Born in Torrington, Connecticut in 1800, John Brown grew up in a family dedicated to the abolition of slavery. When he was five, the Brown family moved to Ohio [1].

It was there that his father, Owen Brown, a staunch abolitionist, became involved with the Underground Railroad. Indeed, Owen Brown hid refugees from slavery in the barn, with John helping him [2][3].

Brown became more directly involved with Black radical activists while in Springfield, Massachusetts. This is where Brown first met Frederick Douglass in 1847.

Brown invited Douglass to visit him in 1847 and 1848, where Brown and Douglass discussed a plan to establish groups of armed men in the Allegheny Mountains, in order to aid fugitives [4].

It can be readily assumed that his meetings with Douglass inspired Brown to form the League of Gileadites, a semi-military group consisting of members of the free Black community in Springfield [5].

Formed in 1851, the group’s duty was to protect themselves and other Black Americans who otherwise did not have the means to defend themselves in the event of an attack [6].

Before even meeting Douglass, however, Brown had been influenced by radical Black Convention activists such as Henry Highland Garnet and Jermain Loguen.

During the 1840s, Brown was already moving in these circles. Indeed, Douglass did not visit Brown merely on Brown’s invitation—Garnet and Loguen urged him to. Brown’s involvement with Black activists continued to grow throughout the 1850s [7]. In 1855, Brown became involved with the Radical Abolitionist Party, members of which included James McCune Smith, Douglass, and Loguen.

In June 1855, the Party held one of its conventions in Syracuse, New York. Brown attended the convention and spoke at the closing session in order to persuade conventioners to help provide him with “men and means” to make Kansas a free state [8], [9].

Brown’s desire to overthrow “the infernal institution” resulted in the plans for a raid on Harpers Ferry.
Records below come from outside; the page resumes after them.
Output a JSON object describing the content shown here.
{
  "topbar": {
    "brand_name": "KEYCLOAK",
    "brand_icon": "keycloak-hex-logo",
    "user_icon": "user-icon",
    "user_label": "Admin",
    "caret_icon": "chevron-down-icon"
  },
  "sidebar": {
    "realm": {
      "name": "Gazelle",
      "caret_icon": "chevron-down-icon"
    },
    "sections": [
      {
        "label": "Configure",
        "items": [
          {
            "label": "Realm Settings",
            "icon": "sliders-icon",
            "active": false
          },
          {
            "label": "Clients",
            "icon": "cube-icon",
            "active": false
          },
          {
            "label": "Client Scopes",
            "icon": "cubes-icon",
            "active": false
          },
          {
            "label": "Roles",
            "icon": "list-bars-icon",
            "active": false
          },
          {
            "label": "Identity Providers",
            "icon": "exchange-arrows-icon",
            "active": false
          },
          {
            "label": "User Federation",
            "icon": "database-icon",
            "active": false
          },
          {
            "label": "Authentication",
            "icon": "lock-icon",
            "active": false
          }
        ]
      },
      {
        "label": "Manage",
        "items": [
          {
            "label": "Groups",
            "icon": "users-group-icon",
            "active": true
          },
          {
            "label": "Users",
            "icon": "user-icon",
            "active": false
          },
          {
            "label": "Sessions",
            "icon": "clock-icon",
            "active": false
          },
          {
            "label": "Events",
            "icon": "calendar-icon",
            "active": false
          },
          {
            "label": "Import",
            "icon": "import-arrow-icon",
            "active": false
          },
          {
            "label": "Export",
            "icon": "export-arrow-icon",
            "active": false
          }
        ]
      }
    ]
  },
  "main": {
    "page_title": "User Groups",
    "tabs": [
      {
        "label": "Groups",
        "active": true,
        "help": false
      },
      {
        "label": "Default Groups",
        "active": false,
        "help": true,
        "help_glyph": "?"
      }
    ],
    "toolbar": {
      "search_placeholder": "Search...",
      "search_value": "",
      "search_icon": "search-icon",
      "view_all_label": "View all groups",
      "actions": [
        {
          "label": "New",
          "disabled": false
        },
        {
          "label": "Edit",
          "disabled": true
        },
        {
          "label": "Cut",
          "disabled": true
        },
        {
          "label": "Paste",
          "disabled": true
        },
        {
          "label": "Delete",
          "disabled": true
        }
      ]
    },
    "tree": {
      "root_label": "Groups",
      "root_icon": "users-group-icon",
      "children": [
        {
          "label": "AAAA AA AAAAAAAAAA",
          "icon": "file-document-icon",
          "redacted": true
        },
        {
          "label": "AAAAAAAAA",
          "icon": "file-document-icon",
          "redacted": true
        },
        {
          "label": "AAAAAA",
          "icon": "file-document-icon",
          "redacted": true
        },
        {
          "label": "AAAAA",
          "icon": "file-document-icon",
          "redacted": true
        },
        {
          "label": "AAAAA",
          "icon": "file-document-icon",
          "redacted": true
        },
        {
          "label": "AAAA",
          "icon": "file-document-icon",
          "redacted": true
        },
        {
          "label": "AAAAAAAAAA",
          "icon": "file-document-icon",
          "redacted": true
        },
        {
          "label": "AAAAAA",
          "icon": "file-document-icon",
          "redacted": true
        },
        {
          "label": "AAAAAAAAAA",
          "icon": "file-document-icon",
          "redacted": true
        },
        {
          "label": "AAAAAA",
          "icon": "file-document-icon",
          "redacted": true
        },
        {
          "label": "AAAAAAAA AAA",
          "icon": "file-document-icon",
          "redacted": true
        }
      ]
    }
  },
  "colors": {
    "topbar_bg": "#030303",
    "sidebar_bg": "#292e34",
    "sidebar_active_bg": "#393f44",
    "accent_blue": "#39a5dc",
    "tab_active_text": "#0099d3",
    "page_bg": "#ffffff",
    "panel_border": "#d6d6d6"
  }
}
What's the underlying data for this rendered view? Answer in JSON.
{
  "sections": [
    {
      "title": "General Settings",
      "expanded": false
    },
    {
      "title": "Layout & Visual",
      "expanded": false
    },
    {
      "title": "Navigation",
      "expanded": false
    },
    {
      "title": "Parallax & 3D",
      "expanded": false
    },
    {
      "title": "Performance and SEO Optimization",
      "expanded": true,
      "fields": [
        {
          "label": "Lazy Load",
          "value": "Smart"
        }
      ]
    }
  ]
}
Most of the planning took place at The Chatham Convention.

It was at this inter-racial convention that Brown shared his “Provisional Constitution and Ordinances for the People of the United States.” Convention members included Thomas F. Cary, Isaac D. Shadd, Martin Delany, and Osborne P. Anderson [10], [11].

Although they did not attend the Chatham Convention, Frances E.W. Harper, Mary Ann Shadd Cary, Harriet Tubman, Mary Ellen Pleasant, and Anna Murray Douglass worked with, inspired, and influenced Brown’s radical abolitionism, underscoring the role that Black women had in shaping Brown’s beliefs [12].


[1] Toledo, Gregory. The Hanging of Old Brown: A Story of Slaves, Statesman, and Redemption, p. vii. Print.

[2] Bennet, Lerone Jr. Pioneers in Protest, p. 163. Print.

[3] Quarles, Benjamin. Allies For Freedom, p. 18-19. Print.

[4] Ibid, p. 20-21.

[5] The passage of the Fugitive Slave Act of 1850 also influenced Brown’s decision to form this self-defense group. It is likely that Brown was also inspired, and had knowledge of, other Black self-defense groups, such as the “League of Freedom,” the “American Mysteries,” and the “True Bands,” as noted by Hannah N. Geffert in “John Brown and His Black Allies: An Ignored Alliance,” The Pennsylvania Magazine of History and Biography, vol. 126, no.4 (Oct., 2002), p.593. Print.

[6] Bennet, Lerone Jr. Pioneers in Protest, p. 169. Print.

[7] Toledo, Gregory. The Hanging of Old Brown: A Story of Slaves, Statesman, and Redemption, p. 74-75. Print.

[8] Jackson, Kellie Carter. Force And Freedom: Black Abolitionists and the Politics of Violence. p. 87-89. Print.

[9] Quarles, Benjamin. Allies For Freedom, p. 31-32. Print.

[10] Anderson, Osborne P. A Voice From Harper’s Ferry: A Narrative of Events at Harper’s Ferry, p. 9-13.

[11] For more on the Chatham Convention, see the Chatham Convention tab.

[12] For more on the aforementioned women, see the Black Women Allies tab and its subtabs.